Every entry below needs to be repeated exactly.
(EXTRACTED ENTRIES)
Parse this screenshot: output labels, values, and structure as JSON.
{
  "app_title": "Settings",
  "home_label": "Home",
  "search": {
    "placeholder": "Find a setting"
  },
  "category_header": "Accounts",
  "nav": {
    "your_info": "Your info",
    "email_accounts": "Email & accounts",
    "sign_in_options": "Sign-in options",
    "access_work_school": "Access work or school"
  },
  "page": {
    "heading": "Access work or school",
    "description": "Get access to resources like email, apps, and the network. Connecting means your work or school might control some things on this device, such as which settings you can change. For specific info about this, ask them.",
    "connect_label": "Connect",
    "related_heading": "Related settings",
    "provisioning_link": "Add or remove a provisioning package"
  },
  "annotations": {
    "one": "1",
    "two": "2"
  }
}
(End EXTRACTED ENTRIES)
_ANSWER BOX_
Parse this screenshot: output labels, values, and structure as JSON.
{
  "app_title": "Settings",
  "home_label": "Home",
  "search": {
    "placeholder": "Find a setting"
  },
  "category_header": "Accounts",
  "nav": {
    "your_info": "Your info",
    "email_accounts": "Email & accounts",
    "sign_in_options": "Sign-in options",
    "access_work_school": "Access work or school"
  },
  "page": {
    "heading": "Access work or school",
    "description": "Get access to resources like email, apps, and the network. Connecting means your work or school might control some things on this device, such as which settings you can change. For specific info about this, ask them.",
    "connect_label": "Connect",
    "related_heading": "Related settings",
    "provisioning_link": "Add or remove a provisioning package"
  },
  "annotations": {
    "one": "1",
    "two": "2"
  }
}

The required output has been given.